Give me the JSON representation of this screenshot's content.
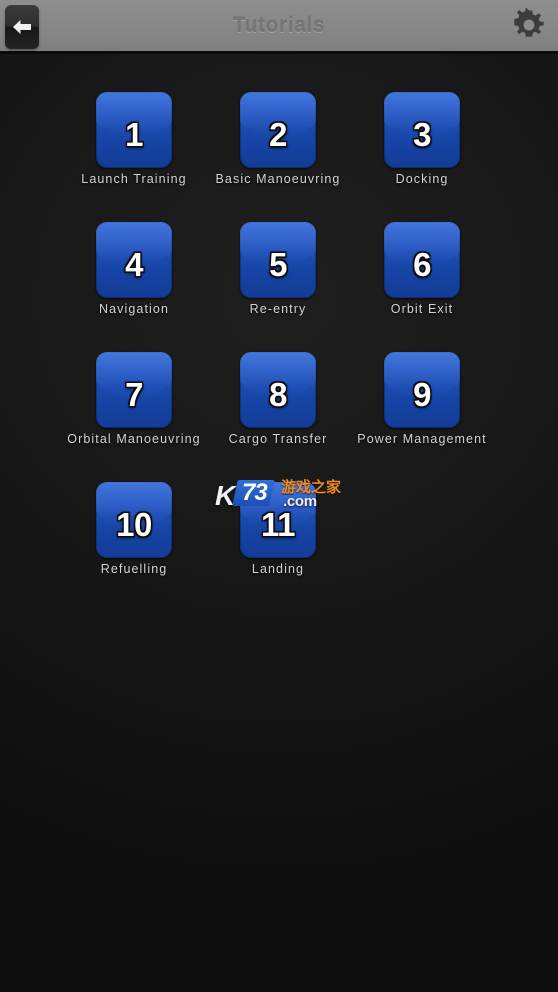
{
  "header": {
    "title": "Tutorials",
    "back_icon": "arrow-left-icon",
    "settings_icon": "gear-icon"
  },
  "watermark": {
    "letter": "K",
    "digits": "73",
    "chinese": "游戏之家",
    "domain": ".com"
  },
  "grid": {
    "rows": [
      [
        {
          "number": "1",
          "label": "Launch Training"
        },
        {
          "number": "2",
          "label": "Basic Manoeuvring"
        },
        {
          "number": "3",
          "label": "Docking"
        }
      ],
      [
        {
          "number": "4",
          "label": "Navigation"
        },
        {
          "number": "5",
          "label": "Re-entry"
        },
        {
          "number": "6",
          "label": "Orbit Exit"
        }
      ],
      [
        {
          "number": "7",
          "label": "Orbital Manoeuvring"
        },
        {
          "number": "8",
          "label": "Cargo Transfer"
        },
        {
          "number": "9",
          "label": "Power Management"
        }
      ],
      [
        {
          "number": "10",
          "label": "Refuelling"
        },
        {
          "number": "11",
          "label": "Landing"
        },
        {
          "number": "",
          "label": ""
        }
      ]
    ]
  },
  "colors": {
    "tile_blue": "#1f4db2",
    "tile_blue_light": "#3a6ed8",
    "background": "#181818",
    "header_gray": "#898989",
    "label_text": "#d4d4d4",
    "watermark_orange": "#f08a1e"
  }
}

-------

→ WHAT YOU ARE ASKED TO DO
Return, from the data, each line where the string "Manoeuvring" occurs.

→ FINAL ANSWER
          "label": "Basic Manoeuvring"
          "label": "Orbital Manoeuvring"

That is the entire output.